<<<<
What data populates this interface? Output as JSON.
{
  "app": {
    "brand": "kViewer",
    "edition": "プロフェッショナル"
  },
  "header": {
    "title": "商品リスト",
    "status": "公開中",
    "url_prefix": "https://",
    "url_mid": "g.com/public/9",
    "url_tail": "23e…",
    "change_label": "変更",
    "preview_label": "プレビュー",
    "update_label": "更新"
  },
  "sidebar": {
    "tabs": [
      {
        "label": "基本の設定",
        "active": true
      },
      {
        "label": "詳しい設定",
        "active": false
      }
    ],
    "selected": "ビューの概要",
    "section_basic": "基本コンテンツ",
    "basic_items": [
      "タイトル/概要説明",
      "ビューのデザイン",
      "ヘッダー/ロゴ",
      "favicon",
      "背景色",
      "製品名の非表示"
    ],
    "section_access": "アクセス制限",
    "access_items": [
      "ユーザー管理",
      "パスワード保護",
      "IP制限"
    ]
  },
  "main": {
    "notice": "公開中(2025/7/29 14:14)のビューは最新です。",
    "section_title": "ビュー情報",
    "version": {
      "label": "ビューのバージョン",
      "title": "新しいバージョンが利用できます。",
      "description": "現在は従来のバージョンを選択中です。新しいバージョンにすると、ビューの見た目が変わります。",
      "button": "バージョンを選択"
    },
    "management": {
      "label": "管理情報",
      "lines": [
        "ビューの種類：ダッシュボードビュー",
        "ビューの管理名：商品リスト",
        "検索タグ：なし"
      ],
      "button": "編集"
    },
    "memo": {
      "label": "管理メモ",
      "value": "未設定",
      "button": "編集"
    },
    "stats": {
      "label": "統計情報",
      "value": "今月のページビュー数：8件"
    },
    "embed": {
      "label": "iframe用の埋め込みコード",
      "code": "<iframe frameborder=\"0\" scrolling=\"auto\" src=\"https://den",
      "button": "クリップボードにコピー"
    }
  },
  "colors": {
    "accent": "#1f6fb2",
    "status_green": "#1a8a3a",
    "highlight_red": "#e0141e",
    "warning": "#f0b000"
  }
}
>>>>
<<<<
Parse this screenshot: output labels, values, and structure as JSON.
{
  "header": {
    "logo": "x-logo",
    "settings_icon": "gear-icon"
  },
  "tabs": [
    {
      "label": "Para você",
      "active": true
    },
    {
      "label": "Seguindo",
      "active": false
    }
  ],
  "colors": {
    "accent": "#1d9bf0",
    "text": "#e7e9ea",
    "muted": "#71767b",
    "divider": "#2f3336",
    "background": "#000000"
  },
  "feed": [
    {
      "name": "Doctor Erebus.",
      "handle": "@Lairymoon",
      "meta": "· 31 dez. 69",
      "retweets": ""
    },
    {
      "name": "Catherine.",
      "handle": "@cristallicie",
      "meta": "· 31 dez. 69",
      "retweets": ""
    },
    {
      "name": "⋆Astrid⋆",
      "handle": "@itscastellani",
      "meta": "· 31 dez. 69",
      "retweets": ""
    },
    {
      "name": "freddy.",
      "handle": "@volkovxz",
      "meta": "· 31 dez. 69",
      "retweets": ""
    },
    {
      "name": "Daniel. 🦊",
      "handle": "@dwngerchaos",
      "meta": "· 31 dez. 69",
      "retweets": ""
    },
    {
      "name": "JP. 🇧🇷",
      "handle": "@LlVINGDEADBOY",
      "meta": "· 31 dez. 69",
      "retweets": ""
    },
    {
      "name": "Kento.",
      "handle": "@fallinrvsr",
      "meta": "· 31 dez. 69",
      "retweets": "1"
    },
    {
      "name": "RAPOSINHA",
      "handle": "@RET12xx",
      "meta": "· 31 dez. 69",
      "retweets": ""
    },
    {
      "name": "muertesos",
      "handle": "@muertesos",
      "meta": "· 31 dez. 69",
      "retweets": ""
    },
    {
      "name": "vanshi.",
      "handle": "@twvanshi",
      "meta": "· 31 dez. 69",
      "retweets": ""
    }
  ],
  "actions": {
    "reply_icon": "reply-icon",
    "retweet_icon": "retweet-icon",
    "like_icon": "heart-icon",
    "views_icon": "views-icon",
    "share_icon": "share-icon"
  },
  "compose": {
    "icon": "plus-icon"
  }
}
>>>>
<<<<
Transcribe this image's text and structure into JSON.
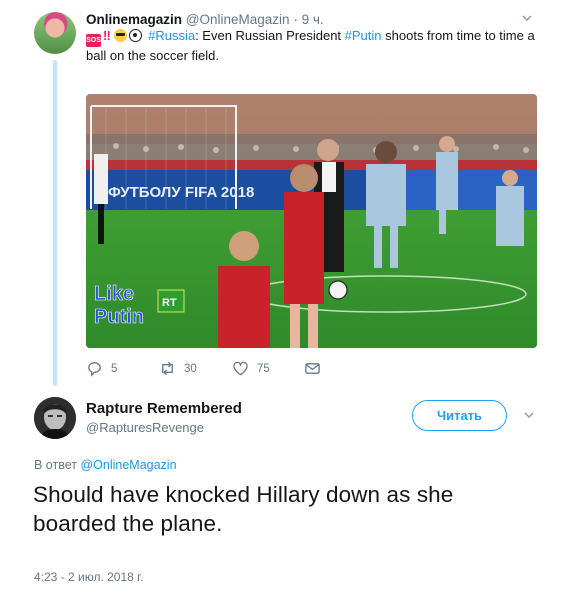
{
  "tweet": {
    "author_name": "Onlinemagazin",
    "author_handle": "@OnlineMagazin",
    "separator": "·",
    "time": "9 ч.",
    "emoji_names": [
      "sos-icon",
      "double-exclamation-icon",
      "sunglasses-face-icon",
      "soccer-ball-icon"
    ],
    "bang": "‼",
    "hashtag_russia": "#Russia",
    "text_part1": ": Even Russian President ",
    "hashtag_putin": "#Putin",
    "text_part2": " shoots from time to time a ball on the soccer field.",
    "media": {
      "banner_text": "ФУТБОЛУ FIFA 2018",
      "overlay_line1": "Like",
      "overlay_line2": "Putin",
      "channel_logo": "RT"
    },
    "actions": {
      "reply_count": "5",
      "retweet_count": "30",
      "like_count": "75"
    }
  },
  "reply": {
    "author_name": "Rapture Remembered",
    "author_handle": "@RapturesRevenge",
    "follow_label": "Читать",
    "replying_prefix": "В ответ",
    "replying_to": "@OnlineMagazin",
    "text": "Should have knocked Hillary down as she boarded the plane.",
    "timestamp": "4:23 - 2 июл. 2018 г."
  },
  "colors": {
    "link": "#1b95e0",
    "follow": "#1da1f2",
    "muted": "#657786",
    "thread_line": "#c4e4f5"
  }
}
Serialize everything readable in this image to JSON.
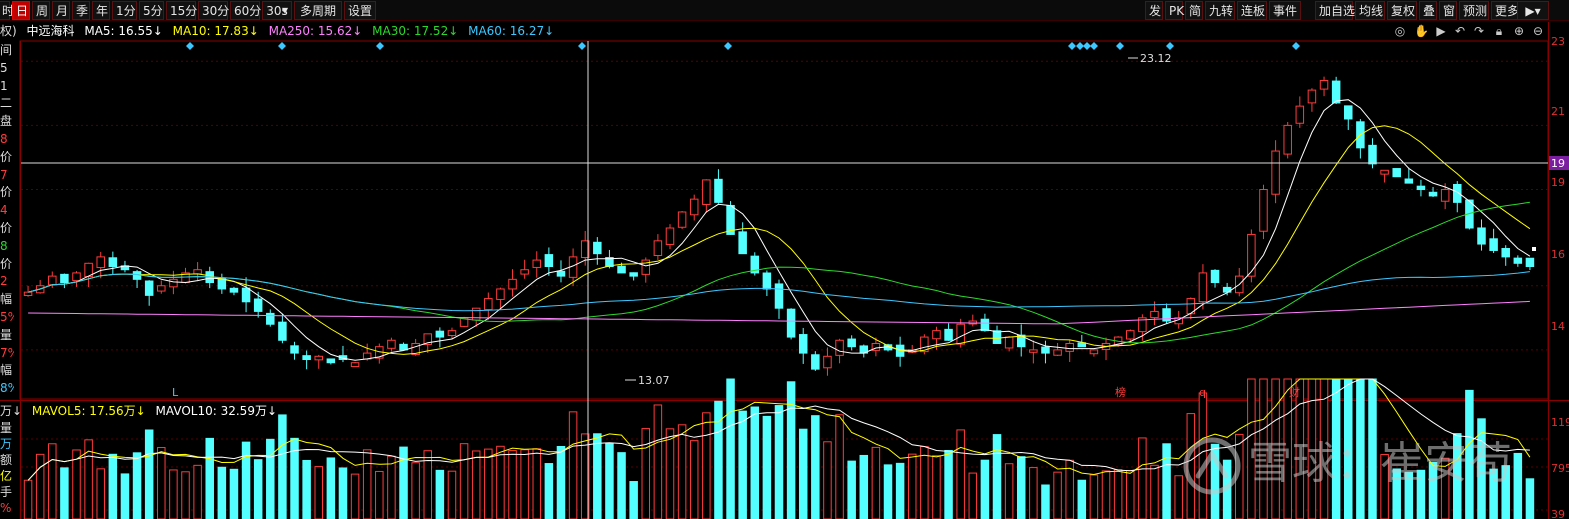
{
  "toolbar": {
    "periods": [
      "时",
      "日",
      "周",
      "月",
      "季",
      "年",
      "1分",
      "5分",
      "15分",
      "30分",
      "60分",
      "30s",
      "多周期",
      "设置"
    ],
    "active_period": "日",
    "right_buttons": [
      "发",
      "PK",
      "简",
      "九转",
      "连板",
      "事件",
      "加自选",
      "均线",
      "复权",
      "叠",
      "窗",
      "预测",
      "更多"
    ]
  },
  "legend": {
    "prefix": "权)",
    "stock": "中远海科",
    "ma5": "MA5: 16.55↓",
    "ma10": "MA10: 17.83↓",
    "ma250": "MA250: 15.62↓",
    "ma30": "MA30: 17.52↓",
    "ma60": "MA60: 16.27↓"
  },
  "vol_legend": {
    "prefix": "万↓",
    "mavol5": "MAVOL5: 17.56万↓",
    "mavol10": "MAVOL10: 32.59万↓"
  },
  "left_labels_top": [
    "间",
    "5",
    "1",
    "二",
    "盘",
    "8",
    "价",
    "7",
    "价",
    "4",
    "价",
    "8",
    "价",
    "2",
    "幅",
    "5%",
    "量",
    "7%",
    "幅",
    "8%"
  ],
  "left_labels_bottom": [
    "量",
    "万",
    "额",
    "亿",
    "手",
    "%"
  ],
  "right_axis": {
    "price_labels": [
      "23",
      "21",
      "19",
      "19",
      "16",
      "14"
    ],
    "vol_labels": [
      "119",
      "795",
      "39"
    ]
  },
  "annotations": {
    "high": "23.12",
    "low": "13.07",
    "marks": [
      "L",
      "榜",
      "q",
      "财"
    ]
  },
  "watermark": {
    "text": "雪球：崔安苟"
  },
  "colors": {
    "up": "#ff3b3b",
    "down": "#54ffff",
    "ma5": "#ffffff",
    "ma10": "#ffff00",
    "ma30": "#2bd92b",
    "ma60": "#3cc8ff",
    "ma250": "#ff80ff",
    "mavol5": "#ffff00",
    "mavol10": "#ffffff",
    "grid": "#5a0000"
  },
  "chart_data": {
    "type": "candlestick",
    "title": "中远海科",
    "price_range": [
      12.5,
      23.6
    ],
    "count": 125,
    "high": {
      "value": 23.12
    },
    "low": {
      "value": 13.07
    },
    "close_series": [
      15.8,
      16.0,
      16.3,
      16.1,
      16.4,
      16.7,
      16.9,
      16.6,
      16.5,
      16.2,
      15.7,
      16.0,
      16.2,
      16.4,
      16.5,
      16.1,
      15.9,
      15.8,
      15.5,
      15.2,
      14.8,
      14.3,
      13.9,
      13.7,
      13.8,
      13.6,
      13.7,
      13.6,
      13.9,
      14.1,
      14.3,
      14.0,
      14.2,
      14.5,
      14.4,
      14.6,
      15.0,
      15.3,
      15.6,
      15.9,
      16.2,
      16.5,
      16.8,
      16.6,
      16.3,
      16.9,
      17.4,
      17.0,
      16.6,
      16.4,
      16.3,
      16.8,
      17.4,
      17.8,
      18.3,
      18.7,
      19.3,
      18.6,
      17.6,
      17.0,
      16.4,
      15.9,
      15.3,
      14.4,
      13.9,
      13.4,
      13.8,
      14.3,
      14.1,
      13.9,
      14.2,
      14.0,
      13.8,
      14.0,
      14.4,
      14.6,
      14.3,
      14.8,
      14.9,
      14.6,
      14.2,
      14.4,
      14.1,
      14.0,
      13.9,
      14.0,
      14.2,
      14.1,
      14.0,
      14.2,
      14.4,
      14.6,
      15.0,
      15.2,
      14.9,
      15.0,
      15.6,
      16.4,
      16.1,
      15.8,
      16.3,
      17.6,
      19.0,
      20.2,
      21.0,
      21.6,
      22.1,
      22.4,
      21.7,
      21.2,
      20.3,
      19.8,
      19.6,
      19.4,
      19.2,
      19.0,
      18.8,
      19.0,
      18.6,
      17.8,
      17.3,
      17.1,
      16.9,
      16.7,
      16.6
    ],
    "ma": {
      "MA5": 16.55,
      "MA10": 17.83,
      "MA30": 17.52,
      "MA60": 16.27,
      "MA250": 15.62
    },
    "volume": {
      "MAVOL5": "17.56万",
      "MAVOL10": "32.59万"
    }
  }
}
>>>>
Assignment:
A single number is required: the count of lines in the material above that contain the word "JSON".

Exercise output:
4